=== Material provided ===
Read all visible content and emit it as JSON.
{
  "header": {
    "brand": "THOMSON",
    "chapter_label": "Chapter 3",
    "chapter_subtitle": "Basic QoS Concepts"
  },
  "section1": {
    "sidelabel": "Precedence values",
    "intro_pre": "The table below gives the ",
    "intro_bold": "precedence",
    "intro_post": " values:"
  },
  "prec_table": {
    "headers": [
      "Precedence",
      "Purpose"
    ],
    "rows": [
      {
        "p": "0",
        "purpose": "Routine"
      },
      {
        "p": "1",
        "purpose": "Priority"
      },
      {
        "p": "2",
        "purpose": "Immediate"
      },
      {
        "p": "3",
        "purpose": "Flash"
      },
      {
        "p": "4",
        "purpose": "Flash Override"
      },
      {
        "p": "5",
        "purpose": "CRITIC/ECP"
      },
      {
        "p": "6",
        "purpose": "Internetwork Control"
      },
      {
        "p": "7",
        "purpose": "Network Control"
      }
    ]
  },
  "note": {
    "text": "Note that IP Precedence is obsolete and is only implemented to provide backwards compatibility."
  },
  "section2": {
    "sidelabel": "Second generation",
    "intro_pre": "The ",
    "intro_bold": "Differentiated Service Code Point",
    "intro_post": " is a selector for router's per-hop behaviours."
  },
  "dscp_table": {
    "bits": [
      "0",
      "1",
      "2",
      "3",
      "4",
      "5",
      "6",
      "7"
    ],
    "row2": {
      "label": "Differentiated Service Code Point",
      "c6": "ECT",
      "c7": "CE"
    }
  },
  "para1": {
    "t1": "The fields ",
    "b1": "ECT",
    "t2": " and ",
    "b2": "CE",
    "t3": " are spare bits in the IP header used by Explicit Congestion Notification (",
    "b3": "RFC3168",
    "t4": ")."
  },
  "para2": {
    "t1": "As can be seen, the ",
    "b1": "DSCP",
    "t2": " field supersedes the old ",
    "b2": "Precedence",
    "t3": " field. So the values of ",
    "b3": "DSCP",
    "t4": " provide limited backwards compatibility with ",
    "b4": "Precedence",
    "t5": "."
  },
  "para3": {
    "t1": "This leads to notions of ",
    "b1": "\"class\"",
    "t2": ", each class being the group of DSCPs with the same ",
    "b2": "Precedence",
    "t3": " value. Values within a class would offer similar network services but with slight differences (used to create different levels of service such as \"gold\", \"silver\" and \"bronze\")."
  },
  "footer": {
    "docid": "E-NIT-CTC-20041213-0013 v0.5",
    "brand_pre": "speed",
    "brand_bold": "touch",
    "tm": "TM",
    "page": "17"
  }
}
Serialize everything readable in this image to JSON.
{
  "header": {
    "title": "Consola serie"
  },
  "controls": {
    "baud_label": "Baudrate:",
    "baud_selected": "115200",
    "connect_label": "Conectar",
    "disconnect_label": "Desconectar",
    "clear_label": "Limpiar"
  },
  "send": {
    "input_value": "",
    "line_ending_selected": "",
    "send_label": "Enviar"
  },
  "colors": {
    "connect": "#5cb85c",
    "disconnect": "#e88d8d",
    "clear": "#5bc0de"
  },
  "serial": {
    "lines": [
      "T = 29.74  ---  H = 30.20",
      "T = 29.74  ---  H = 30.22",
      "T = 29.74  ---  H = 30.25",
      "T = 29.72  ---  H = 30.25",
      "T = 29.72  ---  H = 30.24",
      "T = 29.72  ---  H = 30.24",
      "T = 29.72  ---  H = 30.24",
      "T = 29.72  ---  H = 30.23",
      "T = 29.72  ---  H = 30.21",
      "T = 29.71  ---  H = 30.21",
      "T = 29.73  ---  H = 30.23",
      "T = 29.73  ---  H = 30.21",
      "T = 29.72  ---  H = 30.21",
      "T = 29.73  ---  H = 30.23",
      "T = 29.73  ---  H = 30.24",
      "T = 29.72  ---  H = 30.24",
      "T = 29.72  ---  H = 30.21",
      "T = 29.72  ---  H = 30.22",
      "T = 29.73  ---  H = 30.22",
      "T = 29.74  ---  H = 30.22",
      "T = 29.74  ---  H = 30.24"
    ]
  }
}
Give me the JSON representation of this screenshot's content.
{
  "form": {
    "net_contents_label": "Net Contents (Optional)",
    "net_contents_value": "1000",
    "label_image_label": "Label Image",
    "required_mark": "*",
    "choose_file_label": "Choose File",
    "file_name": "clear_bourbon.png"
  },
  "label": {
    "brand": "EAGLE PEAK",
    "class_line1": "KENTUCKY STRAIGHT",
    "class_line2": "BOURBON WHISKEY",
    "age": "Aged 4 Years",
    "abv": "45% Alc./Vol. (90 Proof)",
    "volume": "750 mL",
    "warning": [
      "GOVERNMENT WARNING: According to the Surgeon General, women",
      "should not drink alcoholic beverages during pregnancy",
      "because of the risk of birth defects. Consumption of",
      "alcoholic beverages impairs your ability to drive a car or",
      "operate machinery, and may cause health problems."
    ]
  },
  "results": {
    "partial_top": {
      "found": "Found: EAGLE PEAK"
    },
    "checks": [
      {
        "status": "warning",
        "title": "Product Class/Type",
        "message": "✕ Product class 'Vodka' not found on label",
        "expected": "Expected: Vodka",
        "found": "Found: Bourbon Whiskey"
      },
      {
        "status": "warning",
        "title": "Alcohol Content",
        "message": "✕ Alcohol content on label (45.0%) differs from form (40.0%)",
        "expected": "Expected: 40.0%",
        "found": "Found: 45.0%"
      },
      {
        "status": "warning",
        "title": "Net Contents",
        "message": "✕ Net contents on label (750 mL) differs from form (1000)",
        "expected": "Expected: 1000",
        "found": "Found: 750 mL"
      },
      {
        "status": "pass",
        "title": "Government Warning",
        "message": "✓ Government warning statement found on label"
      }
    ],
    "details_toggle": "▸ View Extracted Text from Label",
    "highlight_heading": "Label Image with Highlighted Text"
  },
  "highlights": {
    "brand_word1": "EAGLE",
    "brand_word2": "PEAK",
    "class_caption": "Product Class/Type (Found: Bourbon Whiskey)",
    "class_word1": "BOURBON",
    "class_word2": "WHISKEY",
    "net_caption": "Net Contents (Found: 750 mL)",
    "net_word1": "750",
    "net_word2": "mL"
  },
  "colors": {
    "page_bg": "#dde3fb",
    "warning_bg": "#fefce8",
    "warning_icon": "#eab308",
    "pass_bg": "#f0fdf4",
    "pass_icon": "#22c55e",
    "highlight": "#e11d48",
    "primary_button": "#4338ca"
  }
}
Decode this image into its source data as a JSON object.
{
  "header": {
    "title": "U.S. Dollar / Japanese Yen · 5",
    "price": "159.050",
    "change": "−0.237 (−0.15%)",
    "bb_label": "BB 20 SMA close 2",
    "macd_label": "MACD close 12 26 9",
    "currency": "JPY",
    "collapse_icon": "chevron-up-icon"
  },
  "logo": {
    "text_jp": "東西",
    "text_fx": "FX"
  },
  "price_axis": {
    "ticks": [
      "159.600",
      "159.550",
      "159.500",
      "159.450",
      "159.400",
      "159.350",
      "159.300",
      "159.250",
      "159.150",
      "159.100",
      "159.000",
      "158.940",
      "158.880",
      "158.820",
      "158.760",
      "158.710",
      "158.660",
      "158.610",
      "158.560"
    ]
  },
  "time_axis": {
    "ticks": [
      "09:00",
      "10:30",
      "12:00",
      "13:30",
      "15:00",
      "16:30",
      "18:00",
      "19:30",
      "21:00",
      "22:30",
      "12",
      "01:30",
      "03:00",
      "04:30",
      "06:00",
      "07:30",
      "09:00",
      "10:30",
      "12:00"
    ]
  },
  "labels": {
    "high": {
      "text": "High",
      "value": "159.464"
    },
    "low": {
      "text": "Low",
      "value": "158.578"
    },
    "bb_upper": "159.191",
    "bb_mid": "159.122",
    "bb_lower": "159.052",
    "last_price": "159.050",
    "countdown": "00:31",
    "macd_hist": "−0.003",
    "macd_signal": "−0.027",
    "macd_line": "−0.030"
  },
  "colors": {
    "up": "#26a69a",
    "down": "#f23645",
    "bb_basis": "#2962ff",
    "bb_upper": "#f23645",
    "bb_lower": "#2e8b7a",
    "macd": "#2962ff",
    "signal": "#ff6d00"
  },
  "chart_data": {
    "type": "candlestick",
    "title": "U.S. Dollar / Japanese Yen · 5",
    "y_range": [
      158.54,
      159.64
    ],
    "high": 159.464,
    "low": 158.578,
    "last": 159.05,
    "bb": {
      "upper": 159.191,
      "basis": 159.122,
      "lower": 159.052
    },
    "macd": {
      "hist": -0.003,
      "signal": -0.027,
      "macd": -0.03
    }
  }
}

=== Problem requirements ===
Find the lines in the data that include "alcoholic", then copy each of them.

=== Exercise solution ===
      "should not drink alcoholic beverages during pregnancy",
      "alcoholic beverages impairs your ability to drive a car or",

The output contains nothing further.